Private Equity Incentive Pay Stronger for Execs

In both private equity and venture capital compensation, disparity remains a key trend when looking at average salaries by position level. While much of this difference is due to the increased responsibility, time commitment and required experienced level of higher level positions, structural differences in compensation also are a contributing factor. This is not a new trend in private equity nor the financial industry as a whole, as the top few individuals do tend to reap the majority of the rewards of a successful operation.

We also found the range of salaries is greatest in the higher levels of an organization. At the analyst level, the vast majority of individuals are paid within a 10 percent range of the average salary. This climbs at the associate level to a 28 percent range. Ultimately at the Managing Partner level, the range approaches 100 percent, with a great number of positive outliers.


Risk Based Compensation Higher amongst Firm Executives

The division between base compensation and bonuses is very clear between the upper and lower levels of a private equity or venture capital firm. At the analyst level, approximately a quarter of total compensation comes from risk based paid (bonuses). This climbs to nearly half of total compensation at the upper levels, from Managing Partners to Principals. In highly successful firms, those at the upper levels of the organization would see an overwhelming majority of their compensation coming from incentive pay.


Ability to Influence Firm Results Rests at the Top

The existence of more risk based pay for those at the higher levels of an organization should not be surprising. This is certainly not a trend unique to the private equity and venture capital industries, but rather exists across the board. The reality is that top executives generally have more ability to influence the results of the organization, whether through setting sound investment and portfolio management practices or through business development activities.

In the early stages of fund development, these executives generally have sacrificed a great deal of compensation, leaving high paying positions as experienced industry professionals for uncertain outcomes in small startup funds. Accordingly, higher compensation once the firm enjoys success remains an important incentive for those moving to upstart firms.

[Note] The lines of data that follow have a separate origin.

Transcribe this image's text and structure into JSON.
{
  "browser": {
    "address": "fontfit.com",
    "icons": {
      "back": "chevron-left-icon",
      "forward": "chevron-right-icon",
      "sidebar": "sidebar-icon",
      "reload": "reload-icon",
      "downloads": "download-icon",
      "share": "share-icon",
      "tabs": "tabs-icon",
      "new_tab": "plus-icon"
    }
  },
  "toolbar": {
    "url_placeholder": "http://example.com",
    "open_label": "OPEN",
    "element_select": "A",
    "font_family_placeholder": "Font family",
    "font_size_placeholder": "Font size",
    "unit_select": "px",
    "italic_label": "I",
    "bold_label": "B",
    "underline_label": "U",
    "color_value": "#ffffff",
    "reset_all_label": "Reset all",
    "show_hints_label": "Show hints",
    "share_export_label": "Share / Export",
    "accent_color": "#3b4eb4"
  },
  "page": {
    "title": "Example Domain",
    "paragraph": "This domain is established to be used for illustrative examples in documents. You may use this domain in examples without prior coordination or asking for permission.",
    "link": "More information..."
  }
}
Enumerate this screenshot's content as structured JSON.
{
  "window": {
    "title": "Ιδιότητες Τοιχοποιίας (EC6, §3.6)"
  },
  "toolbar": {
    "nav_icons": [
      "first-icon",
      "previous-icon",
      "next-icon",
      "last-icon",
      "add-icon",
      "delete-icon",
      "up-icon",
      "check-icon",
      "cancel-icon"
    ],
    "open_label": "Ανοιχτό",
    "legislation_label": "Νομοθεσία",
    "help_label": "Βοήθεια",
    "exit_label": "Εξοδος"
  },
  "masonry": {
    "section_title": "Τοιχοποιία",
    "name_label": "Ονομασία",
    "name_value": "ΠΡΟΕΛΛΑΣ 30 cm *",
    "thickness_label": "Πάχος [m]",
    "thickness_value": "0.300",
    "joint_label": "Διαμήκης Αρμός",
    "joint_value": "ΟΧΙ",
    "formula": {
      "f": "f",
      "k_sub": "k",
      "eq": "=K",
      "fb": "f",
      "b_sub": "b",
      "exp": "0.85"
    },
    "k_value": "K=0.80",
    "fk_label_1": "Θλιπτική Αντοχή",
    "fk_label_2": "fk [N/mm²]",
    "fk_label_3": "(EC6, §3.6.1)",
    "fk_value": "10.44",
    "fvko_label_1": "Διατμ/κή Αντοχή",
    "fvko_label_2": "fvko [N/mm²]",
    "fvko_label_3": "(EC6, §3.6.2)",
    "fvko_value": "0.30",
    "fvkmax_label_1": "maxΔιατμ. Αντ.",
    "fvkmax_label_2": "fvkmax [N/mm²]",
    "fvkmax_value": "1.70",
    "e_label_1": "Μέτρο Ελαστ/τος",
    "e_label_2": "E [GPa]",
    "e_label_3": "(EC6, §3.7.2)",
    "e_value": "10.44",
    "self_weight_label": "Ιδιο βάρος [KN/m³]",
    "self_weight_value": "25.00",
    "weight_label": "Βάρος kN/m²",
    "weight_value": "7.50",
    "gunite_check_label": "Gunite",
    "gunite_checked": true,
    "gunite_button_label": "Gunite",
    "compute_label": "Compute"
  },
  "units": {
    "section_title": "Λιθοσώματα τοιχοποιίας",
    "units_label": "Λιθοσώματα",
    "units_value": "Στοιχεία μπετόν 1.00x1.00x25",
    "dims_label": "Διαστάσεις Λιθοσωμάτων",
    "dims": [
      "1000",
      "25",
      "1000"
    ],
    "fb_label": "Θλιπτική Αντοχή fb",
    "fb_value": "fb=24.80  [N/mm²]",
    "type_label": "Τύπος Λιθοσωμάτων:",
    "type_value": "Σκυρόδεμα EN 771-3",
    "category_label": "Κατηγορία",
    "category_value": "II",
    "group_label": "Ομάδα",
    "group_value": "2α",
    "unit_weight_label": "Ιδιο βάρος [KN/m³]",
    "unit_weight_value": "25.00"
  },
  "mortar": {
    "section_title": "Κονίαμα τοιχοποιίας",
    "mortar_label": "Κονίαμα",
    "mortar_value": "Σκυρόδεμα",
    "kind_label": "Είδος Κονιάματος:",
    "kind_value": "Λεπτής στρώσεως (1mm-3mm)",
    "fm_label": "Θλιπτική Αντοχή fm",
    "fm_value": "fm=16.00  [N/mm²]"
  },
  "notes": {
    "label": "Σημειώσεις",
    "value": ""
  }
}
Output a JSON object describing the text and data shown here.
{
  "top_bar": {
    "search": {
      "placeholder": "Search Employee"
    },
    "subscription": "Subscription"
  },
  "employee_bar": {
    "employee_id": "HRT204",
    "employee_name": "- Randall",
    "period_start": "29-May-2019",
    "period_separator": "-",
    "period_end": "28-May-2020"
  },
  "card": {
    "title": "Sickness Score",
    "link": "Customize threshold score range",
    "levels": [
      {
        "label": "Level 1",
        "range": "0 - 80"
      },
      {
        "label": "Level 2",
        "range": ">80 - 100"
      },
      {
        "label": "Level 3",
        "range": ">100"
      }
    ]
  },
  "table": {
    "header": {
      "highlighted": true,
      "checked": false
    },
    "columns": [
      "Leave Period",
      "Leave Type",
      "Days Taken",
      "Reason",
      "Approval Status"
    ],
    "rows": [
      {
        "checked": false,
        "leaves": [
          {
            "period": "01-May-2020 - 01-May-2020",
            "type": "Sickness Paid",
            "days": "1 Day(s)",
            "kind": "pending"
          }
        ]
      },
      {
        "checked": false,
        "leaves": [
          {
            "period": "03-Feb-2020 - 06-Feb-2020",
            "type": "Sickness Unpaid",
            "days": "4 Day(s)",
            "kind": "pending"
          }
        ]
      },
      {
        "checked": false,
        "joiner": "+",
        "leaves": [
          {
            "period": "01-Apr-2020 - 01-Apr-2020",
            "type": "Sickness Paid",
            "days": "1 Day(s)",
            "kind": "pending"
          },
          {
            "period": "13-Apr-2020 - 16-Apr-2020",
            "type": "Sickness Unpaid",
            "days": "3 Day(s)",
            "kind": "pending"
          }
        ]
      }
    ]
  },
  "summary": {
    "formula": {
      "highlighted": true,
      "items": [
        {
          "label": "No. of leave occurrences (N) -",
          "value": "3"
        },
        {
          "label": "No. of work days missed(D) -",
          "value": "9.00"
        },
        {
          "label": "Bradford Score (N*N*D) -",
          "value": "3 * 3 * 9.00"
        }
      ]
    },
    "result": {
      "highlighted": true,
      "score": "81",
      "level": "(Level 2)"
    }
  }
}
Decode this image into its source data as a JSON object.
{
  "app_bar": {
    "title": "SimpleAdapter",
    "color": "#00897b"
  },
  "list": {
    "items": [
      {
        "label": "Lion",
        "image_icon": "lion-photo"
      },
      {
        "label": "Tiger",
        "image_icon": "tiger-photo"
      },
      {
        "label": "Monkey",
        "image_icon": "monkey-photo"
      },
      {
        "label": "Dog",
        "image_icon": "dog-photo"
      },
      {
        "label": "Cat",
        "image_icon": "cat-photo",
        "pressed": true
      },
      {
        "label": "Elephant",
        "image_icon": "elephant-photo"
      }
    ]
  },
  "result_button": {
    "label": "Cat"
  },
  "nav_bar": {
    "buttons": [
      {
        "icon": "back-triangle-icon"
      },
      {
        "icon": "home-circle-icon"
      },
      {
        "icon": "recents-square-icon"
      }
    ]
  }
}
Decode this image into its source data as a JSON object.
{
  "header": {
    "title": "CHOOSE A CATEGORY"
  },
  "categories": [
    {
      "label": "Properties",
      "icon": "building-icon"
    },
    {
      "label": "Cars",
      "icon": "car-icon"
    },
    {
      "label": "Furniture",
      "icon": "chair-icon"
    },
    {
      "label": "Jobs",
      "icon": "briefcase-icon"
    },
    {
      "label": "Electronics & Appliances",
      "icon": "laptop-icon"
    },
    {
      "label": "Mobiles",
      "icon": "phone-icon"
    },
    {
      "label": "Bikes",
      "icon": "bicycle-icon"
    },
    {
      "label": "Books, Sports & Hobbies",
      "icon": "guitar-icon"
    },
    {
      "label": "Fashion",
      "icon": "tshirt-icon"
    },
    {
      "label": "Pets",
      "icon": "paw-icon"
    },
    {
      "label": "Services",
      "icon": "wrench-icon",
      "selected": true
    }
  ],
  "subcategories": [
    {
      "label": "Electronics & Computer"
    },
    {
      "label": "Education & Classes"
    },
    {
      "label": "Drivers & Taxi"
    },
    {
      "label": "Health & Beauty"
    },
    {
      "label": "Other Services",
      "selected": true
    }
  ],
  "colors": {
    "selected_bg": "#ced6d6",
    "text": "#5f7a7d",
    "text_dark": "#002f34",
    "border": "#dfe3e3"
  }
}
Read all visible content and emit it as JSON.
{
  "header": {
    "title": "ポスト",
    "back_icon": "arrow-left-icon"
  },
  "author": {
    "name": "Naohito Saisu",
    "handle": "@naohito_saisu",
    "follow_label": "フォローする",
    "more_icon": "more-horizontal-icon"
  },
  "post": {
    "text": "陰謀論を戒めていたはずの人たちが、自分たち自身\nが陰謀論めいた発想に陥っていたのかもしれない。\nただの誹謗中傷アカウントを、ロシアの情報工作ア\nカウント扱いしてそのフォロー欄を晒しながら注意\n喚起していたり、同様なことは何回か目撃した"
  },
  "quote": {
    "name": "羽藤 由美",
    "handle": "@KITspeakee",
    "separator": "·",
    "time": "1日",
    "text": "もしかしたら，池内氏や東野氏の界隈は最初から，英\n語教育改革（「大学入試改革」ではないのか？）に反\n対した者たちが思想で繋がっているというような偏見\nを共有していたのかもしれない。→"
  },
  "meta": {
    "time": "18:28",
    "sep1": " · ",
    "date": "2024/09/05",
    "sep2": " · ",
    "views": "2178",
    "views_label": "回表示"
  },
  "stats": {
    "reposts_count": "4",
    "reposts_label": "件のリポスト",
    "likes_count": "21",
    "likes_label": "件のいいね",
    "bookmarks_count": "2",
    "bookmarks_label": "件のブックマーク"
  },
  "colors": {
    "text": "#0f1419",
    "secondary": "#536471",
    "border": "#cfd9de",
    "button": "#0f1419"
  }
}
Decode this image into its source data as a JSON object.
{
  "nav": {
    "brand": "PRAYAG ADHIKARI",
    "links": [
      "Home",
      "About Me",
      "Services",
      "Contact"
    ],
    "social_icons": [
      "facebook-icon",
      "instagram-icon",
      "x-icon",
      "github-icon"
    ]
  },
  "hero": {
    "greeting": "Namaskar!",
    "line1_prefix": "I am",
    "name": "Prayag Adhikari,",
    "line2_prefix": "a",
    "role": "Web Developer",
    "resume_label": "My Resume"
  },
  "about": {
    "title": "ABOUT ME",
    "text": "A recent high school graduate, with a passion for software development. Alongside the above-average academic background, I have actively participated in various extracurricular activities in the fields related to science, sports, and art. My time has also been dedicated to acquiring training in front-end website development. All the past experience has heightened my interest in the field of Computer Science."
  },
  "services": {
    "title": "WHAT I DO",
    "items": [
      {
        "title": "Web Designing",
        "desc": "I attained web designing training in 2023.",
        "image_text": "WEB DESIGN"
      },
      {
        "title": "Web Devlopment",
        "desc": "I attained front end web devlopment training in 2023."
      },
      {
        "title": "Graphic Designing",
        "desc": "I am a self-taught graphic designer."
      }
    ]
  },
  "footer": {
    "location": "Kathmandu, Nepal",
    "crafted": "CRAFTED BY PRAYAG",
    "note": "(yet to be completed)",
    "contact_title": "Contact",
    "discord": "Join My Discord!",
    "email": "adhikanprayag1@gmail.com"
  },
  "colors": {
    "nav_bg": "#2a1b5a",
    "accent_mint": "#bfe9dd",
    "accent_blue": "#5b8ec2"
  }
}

While it’s true that most analysts and associates don’t enjoy large scale payouts like firm executives, junior members of an firm that do have a substantial impact on firm results are also generally well compensated for their efforts, or even see promotion.